INPUT START
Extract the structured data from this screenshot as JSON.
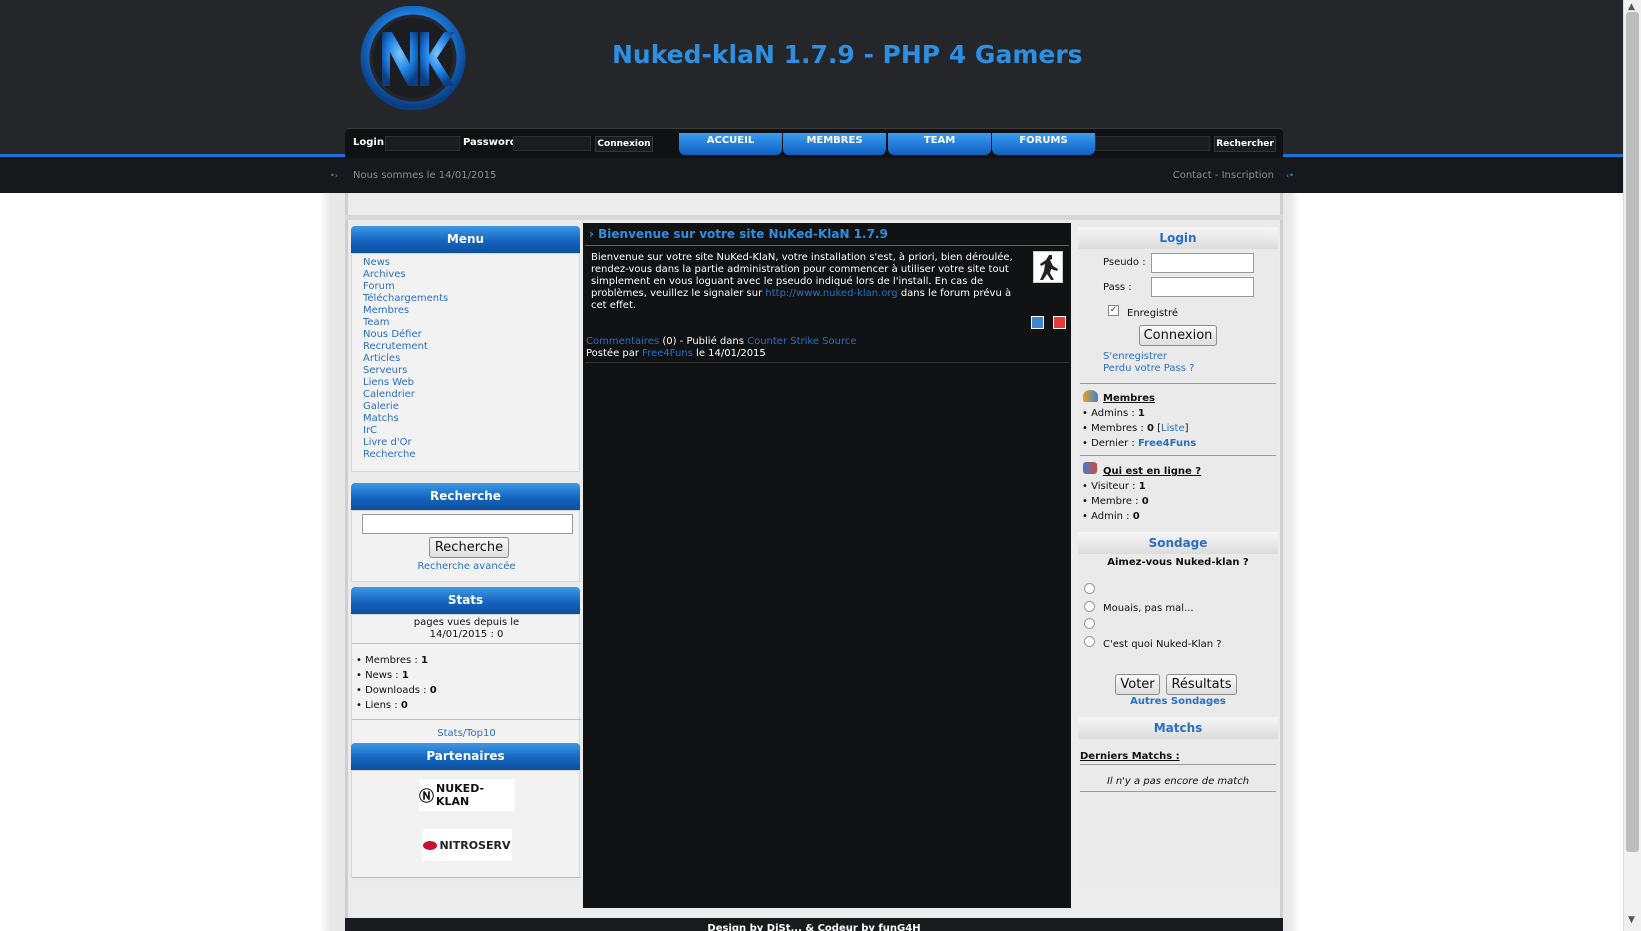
{
  "header": {
    "site_title": "Nuked-klaN 1.7.9 - PHP 4 Gamers",
    "date_text": "Nous sommes le 14/01/2015",
    "contact_links": "Contact - Inscription"
  },
  "navbar": {
    "login_label": "Login :",
    "password_label": "Password :",
    "connect_label": "Connexion",
    "tabs": [
      "ACCUEIL",
      "MEMBRES",
      "TEAM",
      "FORUMS"
    ],
    "search_label": "Rechercher"
  },
  "menu": {
    "title": "Menu",
    "items": [
      "News",
      "Archives",
      "Forum",
      "Téléchargements",
      "Membres",
      "Team",
      "Nous Défier",
      "Recrutement",
      "Articles",
      "Serveurs",
      "Liens Web",
      "Calendrier",
      "Galerie",
      "Matchs",
      "IrC",
      "Livre d'Or",
      "Recherche"
    ]
  },
  "search_block": {
    "title": "Recherche",
    "button": "Recherche",
    "advanced": "Recherche avancée"
  },
  "stats": {
    "title": "Stats",
    "pages_line1": "pages vues depuis le",
    "pages_line2": "14/01/2015 : 0",
    "rows": [
      {
        "label": "Membres :",
        "value": "1"
      },
      {
        "label": "News :",
        "value": "1"
      },
      {
        "label": "Downloads :",
        "value": "0"
      },
      {
        "label": "Liens :",
        "value": "0"
      }
    ],
    "top10": "Stats/Top10"
  },
  "partners": {
    "title": "Partenaires",
    "logos": [
      "NUKED-KLAN",
      "NITROSERV"
    ]
  },
  "news": {
    "title": "Bienvenue sur votre site NuKed-KlaN 1.7.9",
    "body_before": "Bienvenue sur votre site NuKed-KlaN, votre installation s'est, à priori, bien déroulée, rendez-vous dans la partie administration pour commencer à utiliser votre site tout simplement en vous loguant avec le pseudo indiqué lors de l'install. En cas de problèmes, veuillez le signaler sur ",
    "link": "http://www.nuked-klan.org",
    "body_after": " dans le forum prévu à cet effet.",
    "comments_link": "Commentaires",
    "comments_count": " (0) - Publié dans ",
    "category_link": "Counter Strike Source",
    "posted_by": "Postée par ",
    "author": "Free4Funs",
    "posted_date": " le 14/01/2015"
  },
  "login_block": {
    "title": "Login",
    "pseudo_label": "Pseudo :",
    "pass_label": "Pass :",
    "remember_label": "Enregistré",
    "connect_button": "Connexion",
    "register_link": "S'enregistrer",
    "lost_pass_link": "Perdu votre Pass ?"
  },
  "members_block": {
    "title": "Membres",
    "admins_label": "Admins :",
    "admins_value": "1",
    "members_label": "Membres :",
    "members_value": "0",
    "list_link": "Liste",
    "last_label": "Dernier :",
    "last_value": "Free4Funs"
  },
  "online_block": {
    "title": "Qui est en ligne ?",
    "visitor_label": "Visiteur :",
    "visitor_value": "1",
    "member_label": "Membre :",
    "member_value": "0",
    "admin_label": "Admin :",
    "admin_value": "0"
  },
  "poll": {
    "title": "Sondage",
    "question": "Aimez-vous Nuked-klan ?",
    "options": [
      "",
      "Mouais, pas mal...",
      "",
      "C'est quoi Nuked-Klan ?"
    ],
    "vote_button": "Voter",
    "results_button": "Résultats",
    "other_polls": "Autres Sondages"
  },
  "matches": {
    "title": "Matchs",
    "last_matches": "Derniers Matchs :",
    "empty_text": "Il n'y a pas encore de match"
  },
  "footer": {
    "text": "Design by DiSt... & Codeur by funG4H"
  },
  "colors": {
    "header_bg": "#24262a",
    "accent_blue": "#2e8fe0",
    "tab_blue": "#1565c0",
    "link_blue": "#2a6fc4",
    "center_bg": "#111214"
  },
  "icons": [
    "nk-logo-icon",
    "counter-strike-icon",
    "send-friend-icon",
    "pdf-icon",
    "members-group-icon",
    "online-users-icon"
  ]
}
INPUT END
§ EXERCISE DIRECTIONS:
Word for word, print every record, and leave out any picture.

§ OUTPUT FOR THIS TASK:
Extract the structured data from this screenshot as JSON.
{
  "header": {
    "site_title": "Nuked-klaN 1.7.9 - PHP 4 Gamers",
    "date_text": "Nous sommes le 14/01/2015",
    "contact_links": "Contact - Inscription"
  },
  "navbar": {
    "login_label": "Login :",
    "password_label": "Password :",
    "connect_label": "Connexion",
    "tabs": [
      "ACCUEIL",
      "MEMBRES",
      "TEAM",
      "FORUMS"
    ],
    "search_label": "Rechercher"
  },
  "menu": {
    "title": "Menu",
    "items": [
      "News",
      "Archives",
      "Forum",
      "Téléchargements",
      "Membres",
      "Team",
      "Nous Défier",
      "Recrutement",
      "Articles",
      "Serveurs",
      "Liens Web",
      "Calendrier",
      "Galerie",
      "Matchs",
      "IrC",
      "Livre d'Or",
      "Recherche"
    ]
  },
  "search_block": {
    "title": "Recherche",
    "button": "Recherche",
    "advanced": "Recherche avancée"
  },
  "stats": {
    "title": "Stats",
    "pages_line1": "pages vues depuis le",
    "pages_line2": "14/01/2015 : 0",
    "rows": [
      {
        "label": "Membres :",
        "value": "1"
      },
      {
        "label": "News :",
        "value": "1"
      },
      {
        "label": "Downloads :",
        "value": "0"
      },
      {
        "label": "Liens :",
        "value": "0"
      }
    ],
    "top10": "Stats/Top10"
  },
  "partners": {
    "title": "Partenaires",
    "logos": [
      "NUKED-KLAN",
      "NITROSERV"
    ]
  },
  "news": {
    "title": "Bienvenue sur votre site NuKed-KlaN 1.7.9",
    "body_before": "Bienvenue sur votre site NuKed-KlaN, votre installation s'est, à priori, bien déroulée, rendez-vous dans la partie administration pour commencer à utiliser votre site tout simplement en vous loguant avec le pseudo indiqué lors de l'install. En cas de problèmes, veuillez le signaler sur ",
    "link": "http://www.nuked-klan.org",
    "body_after": " dans le forum prévu à cet effet.",
    "comments_link": "Commentaires",
    "comments_count": " (0) - Publié dans ",
    "category_link": "Counter Strike Source",
    "posted_by": "Postée par ",
    "author": "Free4Funs",
    "posted_date": " le 14/01/2015"
  },
  "login_block": {
    "title": "Login",
    "pseudo_label": "Pseudo :",
    "pass_label": "Pass :",
    "remember_label": "Enregistré",
    "connect_button": "Connexion",
    "register_link": "S'enregistrer",
    "lost_pass_link": "Perdu votre Pass ?"
  },
  "members_block": {
    "title": "Membres",
    "admins_label": "Admins :",
    "admins_value": "1",
    "members_label": "Membres :",
    "members_value": "0",
    "list_link": "Liste",
    "last_label": "Dernier :",
    "last_value": "Free4Funs"
  },
  "online_block": {
    "title": "Qui est en ligne ?",
    "visitor_label": "Visiteur :",
    "visitor_value": "1",
    "member_label": "Membre :",
    "member_value": "0",
    "admin_label": "Admin :",
    "admin_value": "0"
  },
  "poll": {
    "title": "Sondage",
    "question": "Aimez-vous Nuked-klan ?",
    "options": [
      "",
      "Mouais, pas mal...",
      "",
      "C'est quoi Nuked-Klan ?"
    ],
    "vote_button": "Voter",
    "results_button": "Résultats",
    "other_polls": "Autres Sondages"
  },
  "matches": {
    "title": "Matchs",
    "last_matches": "Derniers Matchs :",
    "empty_text": "Il n'y a pas encore de match"
  },
  "footer": {
    "text": "Design by DiSt... & Codeur by funG4H"
  },
  "colors": {
    "header_bg": "#24262a",
    "accent_blue": "#2e8fe0",
    "tab_blue": "#1565c0",
    "link_blue": "#2a6fc4",
    "center_bg": "#111214"
  },
  "icons": [
    "nk-logo-icon",
    "counter-strike-icon",
    "send-friend-icon",
    "pdf-icon",
    "members-group-icon",
    "online-users-icon"
  ]
}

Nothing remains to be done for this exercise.